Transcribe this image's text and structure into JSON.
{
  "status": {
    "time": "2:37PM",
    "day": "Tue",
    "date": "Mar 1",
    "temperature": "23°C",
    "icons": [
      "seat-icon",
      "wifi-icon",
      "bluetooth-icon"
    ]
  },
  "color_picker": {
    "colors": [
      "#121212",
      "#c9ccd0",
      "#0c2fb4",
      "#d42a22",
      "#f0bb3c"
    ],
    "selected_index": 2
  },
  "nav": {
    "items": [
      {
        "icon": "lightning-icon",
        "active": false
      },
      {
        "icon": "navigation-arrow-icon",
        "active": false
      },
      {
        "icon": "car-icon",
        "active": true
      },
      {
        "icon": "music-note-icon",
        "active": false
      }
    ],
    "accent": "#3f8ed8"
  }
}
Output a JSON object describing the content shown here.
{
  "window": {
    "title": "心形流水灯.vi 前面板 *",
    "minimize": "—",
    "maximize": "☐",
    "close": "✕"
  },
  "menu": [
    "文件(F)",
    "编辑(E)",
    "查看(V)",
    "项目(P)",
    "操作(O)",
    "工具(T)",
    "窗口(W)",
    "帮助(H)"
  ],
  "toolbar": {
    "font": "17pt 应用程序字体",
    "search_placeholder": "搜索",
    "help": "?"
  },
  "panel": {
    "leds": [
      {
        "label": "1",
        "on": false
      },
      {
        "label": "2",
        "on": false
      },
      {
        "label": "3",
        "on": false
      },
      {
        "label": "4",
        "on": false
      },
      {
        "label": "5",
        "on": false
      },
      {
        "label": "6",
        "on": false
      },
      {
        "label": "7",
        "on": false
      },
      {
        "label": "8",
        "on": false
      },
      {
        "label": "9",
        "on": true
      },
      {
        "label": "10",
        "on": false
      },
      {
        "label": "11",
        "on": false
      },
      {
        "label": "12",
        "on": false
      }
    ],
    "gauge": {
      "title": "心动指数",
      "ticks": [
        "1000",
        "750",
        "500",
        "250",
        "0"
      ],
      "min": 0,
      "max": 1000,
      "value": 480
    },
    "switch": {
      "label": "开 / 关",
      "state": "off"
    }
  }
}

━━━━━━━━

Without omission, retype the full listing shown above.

Transcribe this image's text and structure into JSON.
{
  "status": {
    "time": "2:37PM",
    "day": "Tue",
    "date": "Mar 1",
    "temperature": "23°C",
    "icons": [
      "seat-icon",
      "wifi-icon",
      "bluetooth-icon"
    ]
  },
  "color_picker": {
    "colors": [
      "#121212",
      "#c9ccd0",
      "#0c2fb4",
      "#d42a22",
      "#f0bb3c"
    ],
    "selected_index": 2
  },
  "nav": {
    "items": [
      {
        "icon": "lightning-icon",
        "active": false
      },
      {
        "icon": "navigation-arrow-icon",
        "active": false
      },
      {
        "icon": "car-icon",
        "active": true
      },
      {
        "icon": "music-note-icon",
        "active": false
      }
    ],
    "accent": "#3f8ed8"
  }
}
Output a JSON object describing the content shown here.
{
  "window": {
    "title": "心形流水灯.vi 前面板 *",
    "minimize": "—",
    "maximize": "☐",
    "close": "✕"
  },
  "menu": [
    "文件(F)",
    "编辑(E)",
    "查看(V)",
    "项目(P)",
    "操作(O)",
    "工具(T)",
    "窗口(W)",
    "帮助(H)"
  ],
  "toolbar": {
    "font": "17pt 应用程序字体",
    "search_placeholder": "搜索",
    "help": "?"
  },
  "panel": {
    "leds": [
      {
        "label": "1",
        "on": false
      },
      {
        "label": "2",
        "on": false
      },
      {
        "label": "3",
        "on": false
      },
      {
        "label": "4",
        "on": false
      },
      {
        "label": "5",
        "on": false
      },
      {
        "label": "6",
        "on": false
      },
      {
        "label": "7",
        "on": false
      },
      {
        "label": "8",
        "on": false
      },
      {
        "label": "9",
        "on": true
      },
      {
        "label": "10",
        "on": false
      },
      {
        "label": "11",
        "on": false
      },
      {
        "label": "12",
        "on": false
      }
    ],
    "gauge": {
      "title": "心动指数",
      "ticks": [
        "1000",
        "750",
        "500",
        "250",
        "0"
      ],
      "min": 0,
      "max": 1000,
      "value": 480
    },
    "switch": {
      "label": "开 / 关",
      "state": "off"
    }
  }
}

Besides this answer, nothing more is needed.